■ **Exercise goal**
Without changing anything, reproduce every record below.

----- Dataset entries -----

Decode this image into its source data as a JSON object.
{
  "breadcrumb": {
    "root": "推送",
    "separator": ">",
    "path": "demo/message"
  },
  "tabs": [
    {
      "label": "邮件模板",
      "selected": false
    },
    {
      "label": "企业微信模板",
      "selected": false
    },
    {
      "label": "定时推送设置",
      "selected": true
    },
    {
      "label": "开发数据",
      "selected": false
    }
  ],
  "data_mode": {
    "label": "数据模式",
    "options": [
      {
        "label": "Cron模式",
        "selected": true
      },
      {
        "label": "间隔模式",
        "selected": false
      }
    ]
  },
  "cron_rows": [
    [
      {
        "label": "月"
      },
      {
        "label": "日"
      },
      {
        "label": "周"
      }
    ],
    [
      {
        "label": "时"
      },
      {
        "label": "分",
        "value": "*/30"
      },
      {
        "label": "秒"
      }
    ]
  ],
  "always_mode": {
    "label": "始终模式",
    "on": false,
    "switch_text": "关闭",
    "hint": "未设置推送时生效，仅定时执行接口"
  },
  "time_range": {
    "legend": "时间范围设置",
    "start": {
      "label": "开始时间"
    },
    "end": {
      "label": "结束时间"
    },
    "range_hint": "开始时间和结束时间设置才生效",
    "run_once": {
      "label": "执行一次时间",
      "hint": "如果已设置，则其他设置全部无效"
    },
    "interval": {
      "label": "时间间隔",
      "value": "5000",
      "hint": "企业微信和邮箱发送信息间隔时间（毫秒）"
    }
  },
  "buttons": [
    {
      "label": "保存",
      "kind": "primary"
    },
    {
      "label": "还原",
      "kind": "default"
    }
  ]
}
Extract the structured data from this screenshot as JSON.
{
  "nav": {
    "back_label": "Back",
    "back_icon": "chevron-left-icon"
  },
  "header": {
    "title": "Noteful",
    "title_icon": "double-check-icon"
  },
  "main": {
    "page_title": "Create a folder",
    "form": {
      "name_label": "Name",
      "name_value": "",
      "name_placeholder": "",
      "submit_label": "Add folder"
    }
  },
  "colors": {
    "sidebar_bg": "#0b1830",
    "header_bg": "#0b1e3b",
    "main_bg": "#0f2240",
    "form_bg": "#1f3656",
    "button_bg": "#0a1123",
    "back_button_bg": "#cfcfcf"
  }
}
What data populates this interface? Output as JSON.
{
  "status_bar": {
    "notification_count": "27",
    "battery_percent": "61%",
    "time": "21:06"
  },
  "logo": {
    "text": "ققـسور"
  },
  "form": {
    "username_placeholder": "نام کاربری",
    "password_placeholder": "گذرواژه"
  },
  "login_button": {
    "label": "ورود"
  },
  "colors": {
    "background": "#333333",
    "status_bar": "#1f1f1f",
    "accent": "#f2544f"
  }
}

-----

■ **Output below**
Decode this image into its source data as a JSON object.
{
  "breadcrumb": {
    "root": "推送",
    "separator": ">",
    "path": "demo/message"
  },
  "tabs": [
    {
      "label": "邮件模板",
      "selected": false
    },
    {
      "label": "企业微信模板",
      "selected": false
    },
    {
      "label": "定时推送设置",
      "selected": true
    },
    {
      "label": "开发数据",
      "selected": false
    }
  ],
  "data_mode": {
    "label": "数据模式",
    "options": [
      {
        "label": "Cron模式",
        "selected": true
      },
      {
        "label": "间隔模式",
        "selected": false
      }
    ]
  },
  "cron_rows": [
    [
      {
        "label": "月"
      },
      {
        "label": "日"
      },
      {
        "label": "周"
      }
    ],
    [
      {
        "label": "时"
      },
      {
        "label": "分",
        "value": "*/30"
      },
      {
        "label": "秒"
      }
    ]
  ],
  "always_mode": {
    "label": "始终模式",
    "on": false,
    "switch_text": "关闭",
    "hint": "未设置推送时生效，仅定时执行接口"
  },
  "time_range": {
    "legend": "时间范围设置",
    "start": {
      "label": "开始时间"
    },
    "end": {
      "label": "结束时间"
    },
    "range_hint": "开始时间和结束时间设置才生效",
    "run_once": {
      "label": "执行一次时间",
      "hint": "如果已设置，则其他设置全部无效"
    },
    "interval": {
      "label": "时间间隔",
      "value": "5000",
      "hint": "企业微信和邮箱发送信息间隔时间（毫秒）"
    }
  },
  "buttons": [
    {
      "label": "保存",
      "kind": "primary"
    },
    {
      "label": "还原",
      "kind": "default"
    }
  ]
}
Extract the structured data from this screenshot as JSON.
{
  "nav": {
    "back_label": "Back",
    "back_icon": "chevron-left-icon"
  },
  "header": {
    "title": "Noteful",
    "title_icon": "double-check-icon"
  },
  "main": {
    "page_title": "Create a folder",
    "form": {
      "name_label": "Name",
      "name_value": "",
      "name_placeholder": "",
      "submit_label": "Add folder"
    }
  },
  "colors": {
    "sidebar_bg": "#0b1830",
    "header_bg": "#0b1e3b",
    "main_bg": "#0f2240",
    "form_bg": "#1f3656",
    "button_bg": "#0a1123",
    "back_button_bg": "#cfcfcf"
  }
}
What data populates this interface? Output as JSON.
{
  "status_bar": {
    "notification_count": "27",
    "battery_percent": "61%",
    "time": "21:06"
  },
  "logo": {
    "text": "ققـسور"
  },
  "form": {
    "username_placeholder": "نام کاربری",
    "password_placeholder": "گذرواژه"
  },
  "login_button": {
    "label": "ورود"
  },
  "colors": {
    "background": "#333333",
    "status_bar": "#1f1f1f",
    "accent": "#f2544f"
  }
}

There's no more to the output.